Data records for software interfaces
*-*-*
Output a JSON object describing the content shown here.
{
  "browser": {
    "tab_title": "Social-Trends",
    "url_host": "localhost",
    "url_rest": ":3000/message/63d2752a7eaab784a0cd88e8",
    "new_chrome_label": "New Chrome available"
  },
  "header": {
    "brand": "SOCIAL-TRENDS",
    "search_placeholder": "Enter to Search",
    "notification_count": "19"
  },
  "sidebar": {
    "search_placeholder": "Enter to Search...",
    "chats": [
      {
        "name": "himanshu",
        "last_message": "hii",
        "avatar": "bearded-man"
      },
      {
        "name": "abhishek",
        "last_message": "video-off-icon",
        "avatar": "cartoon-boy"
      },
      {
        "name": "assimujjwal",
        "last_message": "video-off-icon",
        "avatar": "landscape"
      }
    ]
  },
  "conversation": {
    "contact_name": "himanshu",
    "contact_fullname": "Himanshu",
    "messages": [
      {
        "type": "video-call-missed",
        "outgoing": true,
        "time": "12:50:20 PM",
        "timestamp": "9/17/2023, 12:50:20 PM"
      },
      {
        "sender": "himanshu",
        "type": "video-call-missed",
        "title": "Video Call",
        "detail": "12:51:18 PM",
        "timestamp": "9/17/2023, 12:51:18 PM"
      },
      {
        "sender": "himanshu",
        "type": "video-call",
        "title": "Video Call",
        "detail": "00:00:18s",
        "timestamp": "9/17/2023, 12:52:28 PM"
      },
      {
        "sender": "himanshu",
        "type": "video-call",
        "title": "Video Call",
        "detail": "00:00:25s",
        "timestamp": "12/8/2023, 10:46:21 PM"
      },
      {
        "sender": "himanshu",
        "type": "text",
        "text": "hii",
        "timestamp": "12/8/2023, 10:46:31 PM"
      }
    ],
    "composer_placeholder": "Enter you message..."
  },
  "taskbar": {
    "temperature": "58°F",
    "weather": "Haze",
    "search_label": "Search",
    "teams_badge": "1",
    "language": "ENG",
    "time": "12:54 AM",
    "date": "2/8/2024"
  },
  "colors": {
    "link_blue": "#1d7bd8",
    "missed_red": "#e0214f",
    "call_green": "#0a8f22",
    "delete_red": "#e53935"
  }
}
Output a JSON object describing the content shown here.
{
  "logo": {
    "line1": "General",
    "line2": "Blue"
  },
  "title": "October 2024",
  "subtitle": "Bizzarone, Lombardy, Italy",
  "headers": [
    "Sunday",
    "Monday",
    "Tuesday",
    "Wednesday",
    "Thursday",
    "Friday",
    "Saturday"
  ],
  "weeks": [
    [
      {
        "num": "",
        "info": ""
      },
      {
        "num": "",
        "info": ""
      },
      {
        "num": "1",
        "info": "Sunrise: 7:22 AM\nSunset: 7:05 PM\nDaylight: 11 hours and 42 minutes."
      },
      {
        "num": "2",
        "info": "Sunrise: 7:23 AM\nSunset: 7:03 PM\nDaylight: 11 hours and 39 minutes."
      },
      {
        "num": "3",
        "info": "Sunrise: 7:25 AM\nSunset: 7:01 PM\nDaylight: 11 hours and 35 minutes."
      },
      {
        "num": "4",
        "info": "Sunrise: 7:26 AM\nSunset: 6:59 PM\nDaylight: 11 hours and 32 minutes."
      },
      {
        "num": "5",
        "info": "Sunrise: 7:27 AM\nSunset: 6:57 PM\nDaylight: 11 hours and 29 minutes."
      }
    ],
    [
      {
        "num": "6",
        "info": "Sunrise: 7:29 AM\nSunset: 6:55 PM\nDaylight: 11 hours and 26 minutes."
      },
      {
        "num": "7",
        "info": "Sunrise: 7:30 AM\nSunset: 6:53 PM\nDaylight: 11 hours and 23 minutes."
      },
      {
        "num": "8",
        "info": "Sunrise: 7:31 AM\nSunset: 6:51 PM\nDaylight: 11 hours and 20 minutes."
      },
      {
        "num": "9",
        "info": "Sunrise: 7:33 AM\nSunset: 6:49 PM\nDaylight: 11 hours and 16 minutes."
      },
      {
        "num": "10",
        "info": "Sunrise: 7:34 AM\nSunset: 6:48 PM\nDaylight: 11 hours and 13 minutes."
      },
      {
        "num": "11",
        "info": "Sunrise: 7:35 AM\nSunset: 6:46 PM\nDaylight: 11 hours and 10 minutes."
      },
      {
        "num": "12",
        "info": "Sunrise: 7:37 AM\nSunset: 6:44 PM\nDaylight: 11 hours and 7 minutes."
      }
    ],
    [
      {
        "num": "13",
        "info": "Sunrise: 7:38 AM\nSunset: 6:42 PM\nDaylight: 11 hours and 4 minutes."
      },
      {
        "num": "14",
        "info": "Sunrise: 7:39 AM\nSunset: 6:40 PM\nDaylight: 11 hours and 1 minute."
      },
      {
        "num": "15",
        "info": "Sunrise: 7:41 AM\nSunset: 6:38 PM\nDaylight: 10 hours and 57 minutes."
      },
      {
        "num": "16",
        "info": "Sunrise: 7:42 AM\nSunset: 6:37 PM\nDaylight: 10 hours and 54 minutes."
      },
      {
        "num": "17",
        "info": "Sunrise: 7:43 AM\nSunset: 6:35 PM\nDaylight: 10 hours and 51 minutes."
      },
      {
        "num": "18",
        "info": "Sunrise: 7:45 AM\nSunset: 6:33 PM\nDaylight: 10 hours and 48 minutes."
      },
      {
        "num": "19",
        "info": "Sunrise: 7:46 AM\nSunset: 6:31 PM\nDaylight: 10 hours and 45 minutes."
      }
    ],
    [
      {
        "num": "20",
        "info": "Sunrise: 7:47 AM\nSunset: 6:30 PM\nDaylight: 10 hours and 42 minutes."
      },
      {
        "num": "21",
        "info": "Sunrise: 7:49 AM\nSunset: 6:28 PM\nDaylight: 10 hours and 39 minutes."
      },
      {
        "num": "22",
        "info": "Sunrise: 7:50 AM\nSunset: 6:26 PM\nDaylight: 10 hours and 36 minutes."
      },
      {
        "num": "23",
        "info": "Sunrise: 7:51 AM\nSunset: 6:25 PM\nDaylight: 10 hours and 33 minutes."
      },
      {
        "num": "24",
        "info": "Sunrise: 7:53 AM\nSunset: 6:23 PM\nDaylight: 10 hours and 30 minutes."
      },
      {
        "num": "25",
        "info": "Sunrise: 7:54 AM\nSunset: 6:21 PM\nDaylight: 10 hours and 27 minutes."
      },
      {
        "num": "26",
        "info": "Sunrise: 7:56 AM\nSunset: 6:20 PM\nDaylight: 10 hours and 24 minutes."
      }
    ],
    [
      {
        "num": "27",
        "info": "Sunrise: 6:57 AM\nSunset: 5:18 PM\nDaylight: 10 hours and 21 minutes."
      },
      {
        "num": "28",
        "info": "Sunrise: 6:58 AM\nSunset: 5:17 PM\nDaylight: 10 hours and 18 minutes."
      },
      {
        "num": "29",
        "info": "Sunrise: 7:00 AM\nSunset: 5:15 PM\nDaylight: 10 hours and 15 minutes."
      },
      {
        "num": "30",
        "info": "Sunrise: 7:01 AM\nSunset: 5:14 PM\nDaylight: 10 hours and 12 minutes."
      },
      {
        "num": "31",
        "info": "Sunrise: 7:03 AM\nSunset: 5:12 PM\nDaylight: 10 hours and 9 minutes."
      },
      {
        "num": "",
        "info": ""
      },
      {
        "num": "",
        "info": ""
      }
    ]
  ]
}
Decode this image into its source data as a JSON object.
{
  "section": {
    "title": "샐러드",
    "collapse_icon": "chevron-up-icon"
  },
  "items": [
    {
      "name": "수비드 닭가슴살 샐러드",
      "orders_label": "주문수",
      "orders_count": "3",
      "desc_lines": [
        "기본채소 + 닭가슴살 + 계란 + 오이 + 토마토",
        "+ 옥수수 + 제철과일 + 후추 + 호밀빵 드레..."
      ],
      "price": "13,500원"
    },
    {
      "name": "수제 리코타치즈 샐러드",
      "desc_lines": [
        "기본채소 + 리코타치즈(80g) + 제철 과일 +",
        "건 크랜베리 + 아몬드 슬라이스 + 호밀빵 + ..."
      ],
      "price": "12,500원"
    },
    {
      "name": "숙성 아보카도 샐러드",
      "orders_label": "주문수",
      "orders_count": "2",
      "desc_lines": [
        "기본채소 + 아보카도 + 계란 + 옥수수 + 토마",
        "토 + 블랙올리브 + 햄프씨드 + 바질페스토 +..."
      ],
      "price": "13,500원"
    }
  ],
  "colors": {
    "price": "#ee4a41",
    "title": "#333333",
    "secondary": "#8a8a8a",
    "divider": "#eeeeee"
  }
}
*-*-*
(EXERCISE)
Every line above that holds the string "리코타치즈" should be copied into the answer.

(OUTPUT OF THE TASK)
      "name": "수제 리코타치즈 샐러드",
        "기본채소 + 리코타치즈(80g) + 제철 과일 +",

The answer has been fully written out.